• English

Useful CSS tips for text formatting and designer’s cheat sheet

As a designer working with Elementor, I often find myself customizing the CSS code. It provides you with opportunity to simply assign a class to the text, button or any other element and change its properties like font, margins, color or size globally. You can show or hide almost any element on the page. Or just change its properties when it is not possible to access them through Elementor. In this post, we will cover some of the most useful CSS tips for text formatting to give your website extra styling possibilities and make your workflow more efficient.

Linking the fonts used

Before getting to actual useful CSS tips for text formatting, first you need to import the fonts used in the CSS sheet to make sure the text previews properly in all browsers and devices. This is how you can easily link a Google font used in your website. In this example I used Nunito Sans font. Since I am using the Elementor builder tool, I simply installed a Simple Custom CSS and JS plugin and placed this code there:

@import url('https://fonts.googleapis.com/css?family=Nunito+Sans&display=swap');

To import any other font from Google fonts library, just go to Google Fonts, find a font you want to use and click on the red plus sign next to it. A tab will appear in the bottom right corner. After expanding it, you will find the font link in the @import section. Just copy the link (href set between the “”) and place it in the above code. Then put that code in your custom CSS.

Importing fonts' URL from Google fonts

Formatting the text

For formatting of any text, either a blog post, page title or regular body copy, you can give it a class and simply use CSS to assign properties to that class. When placing a class name in the CSS, make sure to use the dot (.) before the label. Note that for headings like h2, h3 and so on, you don’t need to put the dot in front.

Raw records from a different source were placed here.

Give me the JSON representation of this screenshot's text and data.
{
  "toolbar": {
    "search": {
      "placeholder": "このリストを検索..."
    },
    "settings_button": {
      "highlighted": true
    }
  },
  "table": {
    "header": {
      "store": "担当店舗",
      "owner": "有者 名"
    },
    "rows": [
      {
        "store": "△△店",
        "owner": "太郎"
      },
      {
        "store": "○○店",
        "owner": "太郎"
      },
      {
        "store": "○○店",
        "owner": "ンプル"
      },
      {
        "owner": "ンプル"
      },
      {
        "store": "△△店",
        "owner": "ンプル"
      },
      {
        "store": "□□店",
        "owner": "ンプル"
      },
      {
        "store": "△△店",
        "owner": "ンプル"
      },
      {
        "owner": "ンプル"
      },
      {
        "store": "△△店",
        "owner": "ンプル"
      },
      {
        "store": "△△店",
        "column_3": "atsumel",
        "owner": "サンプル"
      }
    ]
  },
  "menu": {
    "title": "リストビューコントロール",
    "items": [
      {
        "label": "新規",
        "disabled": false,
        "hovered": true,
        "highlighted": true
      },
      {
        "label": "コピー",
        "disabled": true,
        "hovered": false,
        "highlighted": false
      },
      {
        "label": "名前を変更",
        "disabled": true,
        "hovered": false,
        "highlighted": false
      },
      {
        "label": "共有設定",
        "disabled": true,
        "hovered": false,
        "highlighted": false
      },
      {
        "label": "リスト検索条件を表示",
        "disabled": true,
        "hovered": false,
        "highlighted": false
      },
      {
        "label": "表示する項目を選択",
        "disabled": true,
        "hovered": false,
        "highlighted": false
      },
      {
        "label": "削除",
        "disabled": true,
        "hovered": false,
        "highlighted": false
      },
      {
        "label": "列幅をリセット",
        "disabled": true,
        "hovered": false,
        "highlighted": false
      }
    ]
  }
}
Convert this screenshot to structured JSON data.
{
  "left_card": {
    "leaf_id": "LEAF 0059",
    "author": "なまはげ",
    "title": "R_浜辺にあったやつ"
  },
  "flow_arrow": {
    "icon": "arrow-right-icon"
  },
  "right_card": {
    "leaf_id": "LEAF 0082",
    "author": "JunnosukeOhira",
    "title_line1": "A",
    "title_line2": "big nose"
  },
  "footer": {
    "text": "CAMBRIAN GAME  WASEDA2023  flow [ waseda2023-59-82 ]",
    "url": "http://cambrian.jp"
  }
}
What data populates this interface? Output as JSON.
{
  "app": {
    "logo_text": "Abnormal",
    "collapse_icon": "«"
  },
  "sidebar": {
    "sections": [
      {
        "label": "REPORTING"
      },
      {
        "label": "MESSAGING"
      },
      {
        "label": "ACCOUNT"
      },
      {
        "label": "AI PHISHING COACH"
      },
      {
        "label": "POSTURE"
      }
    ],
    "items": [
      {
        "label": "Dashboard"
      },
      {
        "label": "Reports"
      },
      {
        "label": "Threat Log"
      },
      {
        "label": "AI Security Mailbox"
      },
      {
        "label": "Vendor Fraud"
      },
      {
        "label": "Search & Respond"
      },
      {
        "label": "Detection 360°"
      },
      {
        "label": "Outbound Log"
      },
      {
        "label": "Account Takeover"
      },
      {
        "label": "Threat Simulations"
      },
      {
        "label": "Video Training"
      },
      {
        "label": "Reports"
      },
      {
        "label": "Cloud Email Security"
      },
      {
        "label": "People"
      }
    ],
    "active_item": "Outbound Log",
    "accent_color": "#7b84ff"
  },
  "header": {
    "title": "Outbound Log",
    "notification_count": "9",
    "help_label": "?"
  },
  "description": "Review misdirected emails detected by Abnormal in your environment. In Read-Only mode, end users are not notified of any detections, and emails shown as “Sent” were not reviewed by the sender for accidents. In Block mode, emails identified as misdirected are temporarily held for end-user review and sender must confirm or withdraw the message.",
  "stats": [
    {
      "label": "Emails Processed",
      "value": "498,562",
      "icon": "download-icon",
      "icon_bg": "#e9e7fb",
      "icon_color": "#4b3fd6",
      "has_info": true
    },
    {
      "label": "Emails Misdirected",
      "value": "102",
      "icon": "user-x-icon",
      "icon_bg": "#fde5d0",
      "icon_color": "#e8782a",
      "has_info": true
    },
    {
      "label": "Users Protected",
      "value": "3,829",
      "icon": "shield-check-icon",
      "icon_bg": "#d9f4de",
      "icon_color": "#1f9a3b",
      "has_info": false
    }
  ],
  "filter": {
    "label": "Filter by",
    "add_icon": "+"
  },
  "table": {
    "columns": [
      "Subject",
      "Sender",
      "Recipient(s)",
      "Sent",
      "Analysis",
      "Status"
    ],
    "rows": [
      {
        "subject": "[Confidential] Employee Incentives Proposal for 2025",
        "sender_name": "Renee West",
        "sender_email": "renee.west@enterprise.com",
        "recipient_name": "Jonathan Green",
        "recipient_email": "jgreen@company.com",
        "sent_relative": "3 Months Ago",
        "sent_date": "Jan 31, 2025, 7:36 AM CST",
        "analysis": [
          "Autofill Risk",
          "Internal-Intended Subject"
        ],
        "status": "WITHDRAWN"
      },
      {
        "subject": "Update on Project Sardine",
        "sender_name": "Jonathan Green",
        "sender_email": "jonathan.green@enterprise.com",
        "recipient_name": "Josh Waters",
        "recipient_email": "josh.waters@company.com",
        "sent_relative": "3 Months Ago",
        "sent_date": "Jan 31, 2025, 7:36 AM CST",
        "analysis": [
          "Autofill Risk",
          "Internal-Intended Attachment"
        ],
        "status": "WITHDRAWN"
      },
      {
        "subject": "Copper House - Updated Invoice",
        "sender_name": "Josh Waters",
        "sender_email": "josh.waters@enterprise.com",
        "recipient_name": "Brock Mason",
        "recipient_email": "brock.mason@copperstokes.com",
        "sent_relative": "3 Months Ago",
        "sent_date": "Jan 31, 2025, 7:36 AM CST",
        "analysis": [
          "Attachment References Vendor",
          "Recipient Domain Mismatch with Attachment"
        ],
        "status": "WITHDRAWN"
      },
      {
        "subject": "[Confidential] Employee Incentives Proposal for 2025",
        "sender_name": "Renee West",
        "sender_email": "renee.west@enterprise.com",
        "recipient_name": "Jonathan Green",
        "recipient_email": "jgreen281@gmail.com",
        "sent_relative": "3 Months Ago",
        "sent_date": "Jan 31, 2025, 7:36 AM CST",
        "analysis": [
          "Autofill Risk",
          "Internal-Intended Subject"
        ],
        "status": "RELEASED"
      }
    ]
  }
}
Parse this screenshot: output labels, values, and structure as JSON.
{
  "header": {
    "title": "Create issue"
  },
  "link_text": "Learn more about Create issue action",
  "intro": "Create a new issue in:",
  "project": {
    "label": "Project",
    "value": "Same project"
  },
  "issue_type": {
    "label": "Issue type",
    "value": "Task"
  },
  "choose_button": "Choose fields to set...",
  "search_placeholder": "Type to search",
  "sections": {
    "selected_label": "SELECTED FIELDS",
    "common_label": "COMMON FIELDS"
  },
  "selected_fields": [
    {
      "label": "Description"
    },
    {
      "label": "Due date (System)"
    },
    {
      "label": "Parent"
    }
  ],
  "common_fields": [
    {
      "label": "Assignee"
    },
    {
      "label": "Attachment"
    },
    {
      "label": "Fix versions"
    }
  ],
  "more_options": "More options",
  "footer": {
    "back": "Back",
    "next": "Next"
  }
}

Here is how modifying a class called “blog-title” and a class h2 (heading 2) can look like for example:

.blog-title,
h2 {
  font-family: 'Open Sans', sans-serif;
  font-size: 52px;
  font-weight: 900;
  line-height: 1.1;
  letter-spacing: -1px;
  color: black;
}

Assigning a class to a paragraph directly in html:

<p class="bold-text">You add the text here</p>

There are some additional properties that allow you to further manipulate the text. For example:

Changing the case with text-transform property

UPPERCASE

text-transform: uppercase;

lowercase

text-transform: lowercase;

Capitalize

text-transform: capitalize;

Changing the styling with text-decoration property

Underline

text-decoration: underline;

Line-through

text-decoration: line-through;

Overline

text-decoration: overline;

Using the gradients on text

Using the gradients might not be as straightfoward in CSS as you might expect. However, with a few lines of code you can reach any desired effect. To apply gradient to text that has the class “gradient” applied to it, use the code below. Use any rgba values for gradient stops. Note that rgba values of 255, 255, 255, 0 used in the last line mean the transparent color.

.gradient p{
   background-image: linear-gradient(to right,rgba(76, 138, 198, 1),rgba(136, 196, 67, 1));
   -webkit-background-clip: text;
   display: inline-block;  
   -webkit-text-fill-color: rgba(255, 255, 255, 0);
 }

Extra tip: you might run into issues with displaying gradients properly on iOS devices. I spent hours on a project for a client trying to figure out why the gradients were not showing on iPad or iPhone. In the end, all I had to do is to add the type selector ‘p’ (as for ‘paragraph’) after the class name and if was magically fixed with properly applied gradients.

Close Menu
×

Cart

Get a FREEBIE!

Download these free trifold brochure PSD mockups.